ORDERED, that the parties and counsel shall appear before this court to further conference this matter on November 20, 2009 at 11:00AM.
DATED: October 6, 2009
Joseph J. Maltese
Justice of the Supreme CourtRead Full Post | Make a Comment ( None so far )
While the U.S is currently in the midst of the largest bout of home foreclosures in at least 30 years, at least one economist says two more ‘waves’ are likely on the way.
Patrick Newport, a housing economist at Global Insight, said the next round of foreclosures could come over the next several months as a result of continued job losses in the U.S.
In addition to the nearly 660,000 U.S. jobs lost since December, Global Insight is currently forecasting another 600,000 jobs lost over the rest of 2008 and into the first quarter of 2009.Read Full Post | Make a Comment ( None so far )
Homeowners fearful of losing their homes because of looming defaults and foreclosures could get help through a new state initiative.
Called Homeowners Preserving Equity, the HOPE program offers a commitment of $100 million in private capital to help about 500 homeowners to refinance and switch adjustable-rate mortgages to fixed-rate mortgages.
The state also plans to use $10 million from the state’s mortgage insurance program as an incentive to encourage lenders to provide another $200 million to refinance another 1,000 homeowners.
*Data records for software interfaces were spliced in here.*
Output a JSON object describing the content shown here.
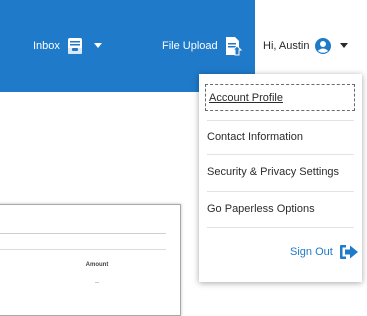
{
  "nav": {
    "inbox_label": "Inbox",
    "file_upload_label": "File Upload",
    "user_greeting": "Hi, Austin"
  },
  "dropdown": {
    "items": [
      {
        "label": "Account Profile"
      },
      {
        "label": "Contact Information"
      },
      {
        "label": "Security & Privacy Settings"
      },
      {
        "label": "Go Paperless Options"
      }
    ],
    "sign_out_label": "Sign Out"
  },
  "table": {
    "column_header": "Amount",
    "cell_value": "--"
  },
  "colors": {
    "brand_blue": "#1f7ac9",
    "white": "#ffffff"
  },
  "icons": {
    "inbox": "inbox-tray-icon",
    "file_upload": "document-upload-icon",
    "user": "user-circle-icon",
    "sign_out": "sign-out-arrow-icon"
  }
}
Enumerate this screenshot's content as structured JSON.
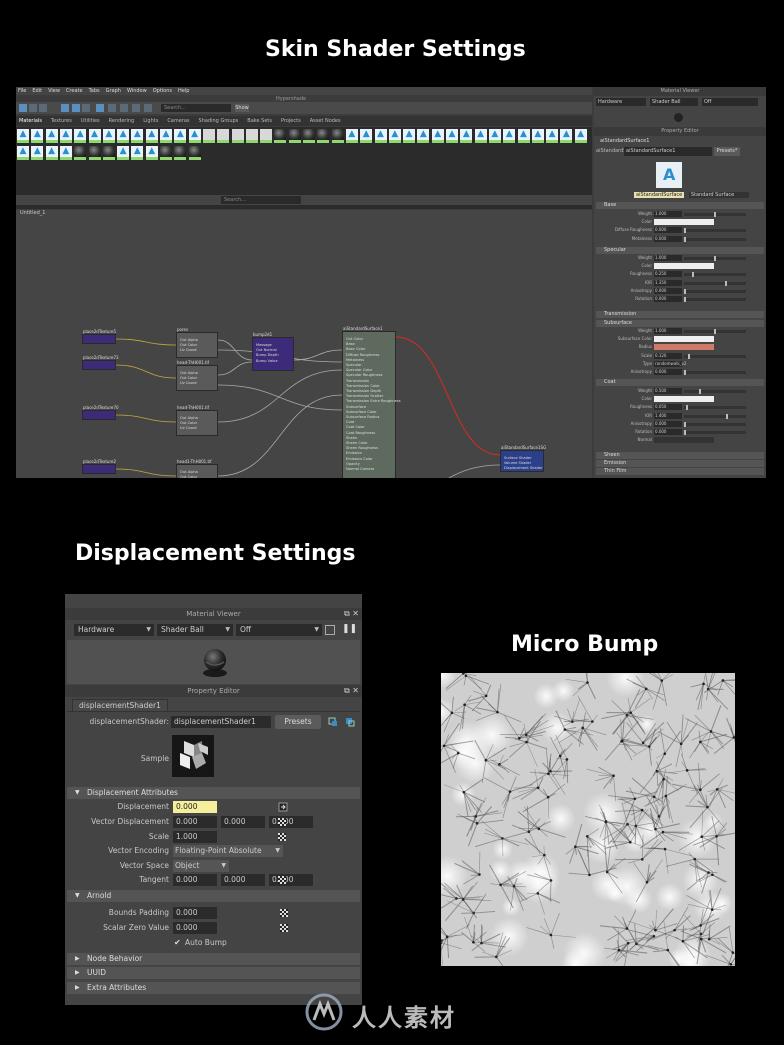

The goal is to prevent an expected wave of foreclosures due to the recent proliferation of “exotic” loans which include adjustable rate, balloon payment and negative amortization loans.
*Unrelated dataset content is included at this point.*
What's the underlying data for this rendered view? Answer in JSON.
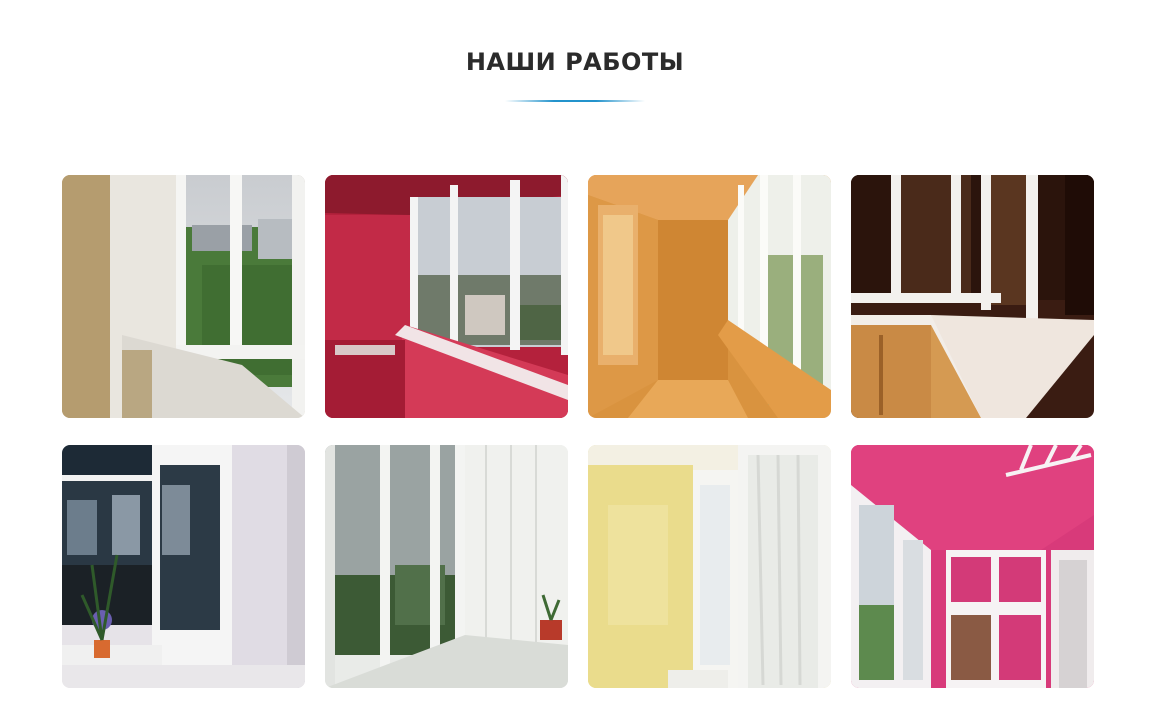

“The HOPE initiative is an innovative package of foreclosure prevention measures, combining refinancing, mortgage insurance, incentives and homeownership counseling to make sure Maryland families can preserve the equity they have built up in their homes,” said Ray Skinner, secretary of the state Department of Housing and Community Development, in a statement after a June 13 press conference in Dundalk.Read Full Post | Make a Comment ( None so far )
In the mortgage industry, they are called “liar loans” — mortgages approved without requiring proof of the borrower’s income or assets. The worst of them earn the nickname “ninja loans,” short for “no income, no job, and (no) assets.”
The nation’s struggling housing market, already awash in subprime foreclosures, is now getting hit with a second wave of losses as homeowners with liar loans default in record numbers. In some parts of the country, the loans are threatening to drag out the mortgage crisis for another two years.Read Full Post | Make a Comment ( None so far )